Traversing the North Atlantic


While air turbulence is now familiar to airline passengers, the heavy toiling of an ocean liner crossing the stormy North Atlantic is quite another issue. Judith repeatedly referred to the constant pitching of the ship as being disruptive to sleep and relaxation. Thankfully, she made no mention of the seasickness that afflicted many passengers during rough crossings.

“Man, this thing rolls and rolls. I guess this is what is known as pitching and tossing on the great ocean.”

“The boat had been steady and suddenly it began its usual lurching.”

“The ship is rolling so that it’s nearly impossible to stand. We have hit some very rough water. I am moved right off the bed where I’m sitting with each successive roll.”

“I awoke about three times with the pitching of the ship.”

The North Atlantic is prone to heavy fog that can significantly impede visibility. Cold temperatures, rain, and overcast skies were common and could make ventures onto the deck discomforting.

“It was sunny today – one good thing anyway. First sunny day we’ve hand out of Boston.”

“I took a very brief turn around the deck today – very cold, foggy, and raining quite hard.”

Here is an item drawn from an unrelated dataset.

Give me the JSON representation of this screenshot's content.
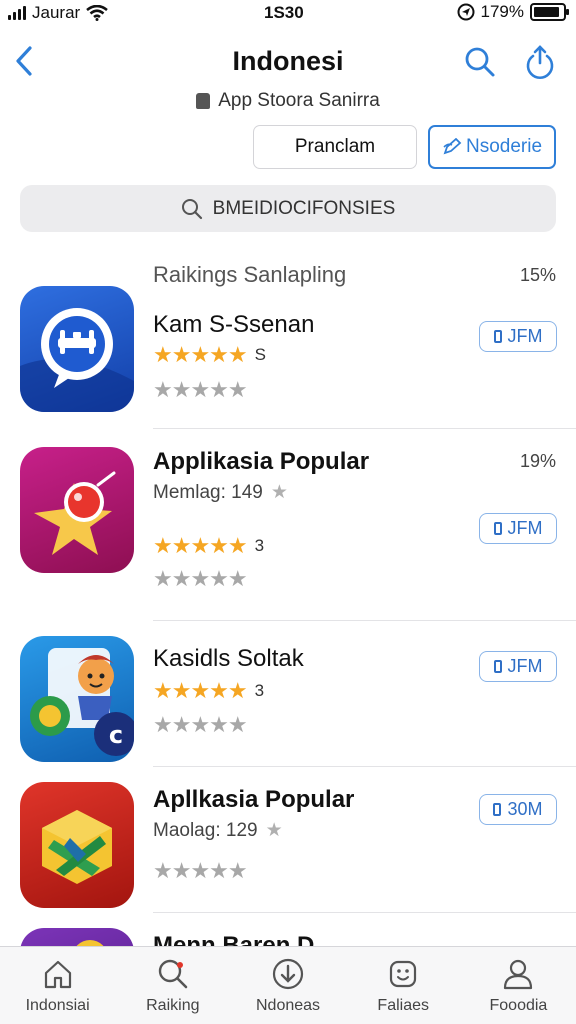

This 1958 brochure provides details about Sylvania’s North Atlantic route from New York to Liverpool. (Morse Collection)